I will see if I can take some. Although given my EAA setup I will be limited to less than 30s which is why I use stacking.
Single exposures are really not a very good way to evaluate these sensors based on newer technologies for a couple of reasons:
1) These are raw sensors, unlike video cameras they don’t have DSPs which perform noise reduction, sharpening etc. so it is an apples to oranges comparison.
2) Given the incredibly low read noise you want to use these cameras at the highest possible analog gain to maximize SNR and build dynamic range in software via stacking. With single exposures are you are seriously limiting the potential of the technology.
Also not sure why you don’t want me to bin. Binning reduces shot noise which is what you want for single exposures.
Hmmm, just read this post after I posted mine.
If this camera is that bad at single frames, without stacking or Binning, then it isn't much good for near-Live 'Video Astronomy' style of observing which is what I prefer to do.
To me, all these moves towards longer frames stacked constantly, is Astrophotography. Yes, it's an old argument that rears its head from time to time, but it's also correct. That's why it keeps coming up.
This is supposed to be about 'Near-Live'.
So it appears, from your comments quoted above, that I won't be bothering with getting the 385.
That is fine. Each to his own. Just because you prefer a particular style of observing does not mean it is the only way to do ‘video astronomy’ or ‘near-live’ observing. This is not astrophotography by any stretch of the imagination.
But ironically even the so called ‘video cameras’ stack and heavily process the image internally. The only difference here is the user interface.
Honestly, I never liked the images produced by ‘single frame’ video cameras. Just personal preference. They just trade sensitivity for resolution and quality of image. In my view there is nothing wrong in wanting better image quality for live observing. I like to move forward with technology.
Finally, not sure where I said this camera was bad at single frames. The point I was making is that it is a waste trying to make new technology behave like old technology. We need to learn to use new technology and tools and also keep an open mind to what is ‘video astronomy’
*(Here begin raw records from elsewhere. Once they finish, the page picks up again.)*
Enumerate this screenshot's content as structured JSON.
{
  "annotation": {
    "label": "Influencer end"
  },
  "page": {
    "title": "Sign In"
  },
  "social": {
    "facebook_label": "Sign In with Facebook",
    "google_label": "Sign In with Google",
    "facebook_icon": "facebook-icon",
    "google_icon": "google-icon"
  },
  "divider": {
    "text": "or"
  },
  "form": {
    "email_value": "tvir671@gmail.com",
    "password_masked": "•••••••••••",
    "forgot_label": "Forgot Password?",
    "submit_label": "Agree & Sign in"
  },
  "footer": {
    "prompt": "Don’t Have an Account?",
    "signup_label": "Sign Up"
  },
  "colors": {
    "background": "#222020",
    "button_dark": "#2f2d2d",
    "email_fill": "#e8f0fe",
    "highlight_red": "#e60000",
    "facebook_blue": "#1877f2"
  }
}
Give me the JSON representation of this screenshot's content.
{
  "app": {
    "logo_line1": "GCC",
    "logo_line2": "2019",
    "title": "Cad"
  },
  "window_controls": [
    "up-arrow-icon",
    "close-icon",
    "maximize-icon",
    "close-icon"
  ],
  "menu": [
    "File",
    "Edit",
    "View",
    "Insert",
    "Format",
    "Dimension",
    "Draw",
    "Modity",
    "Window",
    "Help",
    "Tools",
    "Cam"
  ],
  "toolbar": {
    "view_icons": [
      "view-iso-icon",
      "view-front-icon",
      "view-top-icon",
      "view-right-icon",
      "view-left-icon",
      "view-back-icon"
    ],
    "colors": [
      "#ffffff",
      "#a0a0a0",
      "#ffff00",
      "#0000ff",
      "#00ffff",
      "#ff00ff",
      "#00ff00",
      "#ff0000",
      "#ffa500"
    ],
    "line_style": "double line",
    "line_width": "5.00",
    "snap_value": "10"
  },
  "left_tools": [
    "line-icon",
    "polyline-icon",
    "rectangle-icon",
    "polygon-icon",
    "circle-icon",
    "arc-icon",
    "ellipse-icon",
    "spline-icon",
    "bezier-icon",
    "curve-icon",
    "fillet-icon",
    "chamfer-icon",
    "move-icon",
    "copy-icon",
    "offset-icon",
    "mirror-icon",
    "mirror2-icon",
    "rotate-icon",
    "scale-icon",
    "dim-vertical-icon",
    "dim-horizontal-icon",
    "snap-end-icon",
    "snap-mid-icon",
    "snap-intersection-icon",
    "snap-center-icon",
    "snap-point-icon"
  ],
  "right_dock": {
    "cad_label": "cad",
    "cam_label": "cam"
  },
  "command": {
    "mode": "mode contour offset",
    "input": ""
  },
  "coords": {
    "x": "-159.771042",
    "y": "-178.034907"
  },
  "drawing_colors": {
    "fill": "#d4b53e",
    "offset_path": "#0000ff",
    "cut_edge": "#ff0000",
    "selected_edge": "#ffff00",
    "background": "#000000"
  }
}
Also what is wrong with binning? Even with binning resolution is better than some video cameras... smaller pixels in newer CMOS cameras provide significant flexibility for different styles of observing... in your view using binning makes the camera no good for observing... hmm...strange
Edited by Astrojedi, 24 January 2018 - 02:29 AM.